Dependent on the state and age of the little one, mom and dad who undertake a foster little one might be suitable for guidance ranging from $200 to just about $1,000 a month, relying on the youthful person’s specific desires. Some states offer aid until finally the kid turns 18 other people assist with expenses till age 21. Around the years, my spouse and I loved one particular adoption reward in particular—a complimentary condition parks pass, which enabled us to choose our daughter on adventures all above Oregon.
County fiscal support assisted San Francisco-based mostly teachers Lori Ostlund and Anne Raeff to foster—and afterwards make a decision to adopt—17-12 months-previous Juztice Solána. The teen experienced presently lived in two foster houses right after her delivery mother dropped unification rights. “Listed here in San Francisco, they deliver a thousand little ones a yr out of the city for the reason that there aren’t residences for them,” Ostlund explains. “Some finish up 3 hours away, which makes dad or mum and sibling visits difficult. The finest requires are homes supportive of LGBTQIA children and teenagers.”
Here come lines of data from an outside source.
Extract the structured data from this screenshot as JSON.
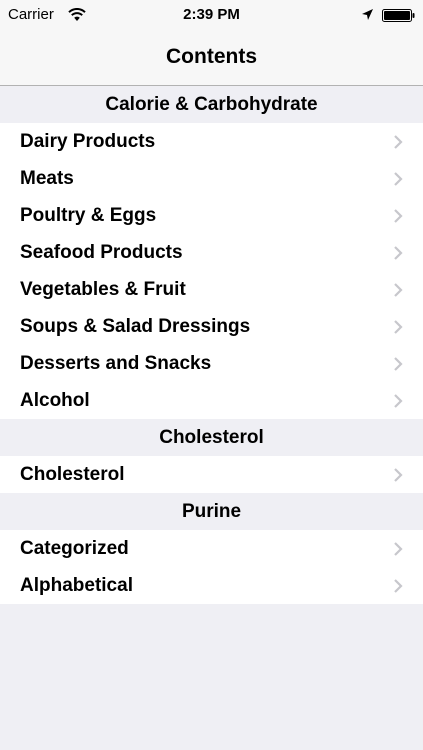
{
  "status_bar": {
    "carrier": "Carrier",
    "time": "2:39 PM",
    "icons": [
      "wifi-icon",
      "location-icon",
      "battery-icon"
    ]
  },
  "nav": {
    "title": "Contents"
  },
  "sections": [
    {
      "header": "Calorie & Carbohydrate",
      "items": [
        {
          "label": "Dairy Products"
        },
        {
          "label": "Meats"
        },
        {
          "label": "Poultry & Eggs"
        },
        {
          "label": "Seafood Products"
        },
        {
          "label": "Vegetables & Fruit"
        },
        {
          "label": "Soups & Salad Dressings"
        },
        {
          "label": "Desserts and Snacks"
        },
        {
          "label": "Alcohol"
        }
      ]
    },
    {
      "header": "Cholesterol",
      "items": [
        {
          "label": "Cholesterol"
        }
      ]
    },
    {
      "header": "Purine",
      "items": [
        {
          "label": "Categorized"
        },
        {
          "label": "Alphabetical"
        }
      ]
    }
  ],
  "colors": {
    "background": "#efeff4",
    "bar": "#f7f7f7",
    "chevron": "#c7c7cc"
  }
}
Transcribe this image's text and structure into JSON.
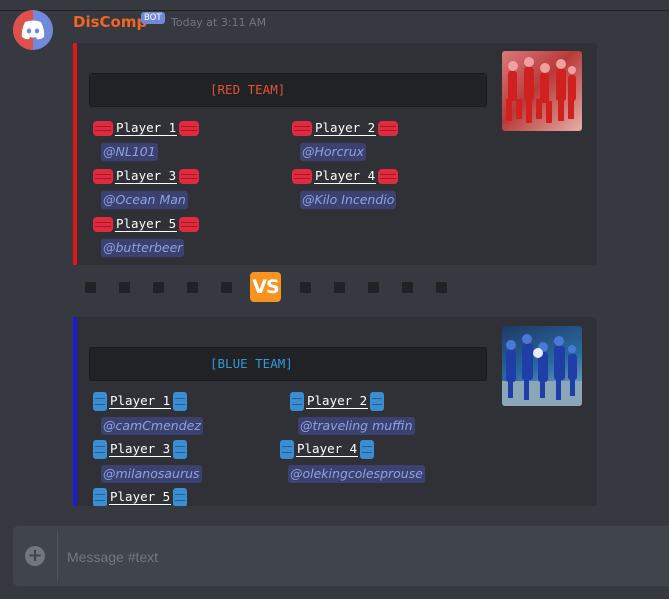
{
  "message": {
    "author": "DisComp",
    "bot_tag": "BOT",
    "timestamp": "Today at 3:11 AM"
  },
  "red_team": {
    "title": "[RED TEAM]",
    "accent_color": "#e21717",
    "player_emoji": "red-brick-icon",
    "players": [
      {
        "label": "Player 1",
        "mention": "@NL101"
      },
      {
        "label": "Player 2",
        "mention": "@Horcrux"
      },
      {
        "label": "Player 3",
        "mention": "@Ocean Man"
      },
      {
        "label": "Player 4",
        "mention": "@Kilo Incendio"
      },
      {
        "label": "Player 5",
        "mention": "@butterbeer"
      }
    ]
  },
  "versus": {
    "label": "VS",
    "color": "#f7931e"
  },
  "blue_team": {
    "title": "[BLUE TEAM]",
    "accent_color": "#1a1ad9",
    "player_emoji": "blue-battery-icon",
    "players": [
      {
        "label": "Player 1",
        "mention": "@camCmendez"
      },
      {
        "label": "Player 2",
        "mention": "@traveling muffin"
      },
      {
        "label": "Player 3",
        "mention": "@milanosaurus"
      },
      {
        "label": "Player 4",
        "mention": "@olekingcolesprouse"
      },
      {
        "label": "Player 5",
        "mention": ""
      }
    ]
  },
  "composer": {
    "placeholder": "Message #text",
    "add_icon": "plus-icon"
  }
}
The house that Ostlund and Raeff share is just 800 sq. feet, so they converted their study into a bed room for Juztice . “We you should not have tons of money,” Ostlund says. “We’re lecturers. I’m 56, and Anne is 62. We are already battling to retire.”
Clinical addresses their daughter’s actual physical health requires, and state adoption support handles therapy to aid her offer with the neglect and trauma she endured as a little one and young teen. Some schools, universities, and vocational/specialized instruction courses give tuition waivers to learners adopted from the foster care system. “There are also services to help Juztice figure out all the university things, and that has been genuinely wonderful,” Ostlund says.
My own daughter just started higher university. She’s solid and athletic and no more time demands treatment. She will take 10 dance lessons a 7 days, and designs on performing skillfully while working as a dance teacher for small children with disabilities. Seeking at her, you would never guess that this was a child who when struggled with motor techniques and clinical stress and anxiety.
She experienced a rough start out in existence, but many thanks to devoted parenting and a tiny financial aid from the point out, she’s grown into an exuberant and talented teenager with a enthusiasm for supporting people most in need to have.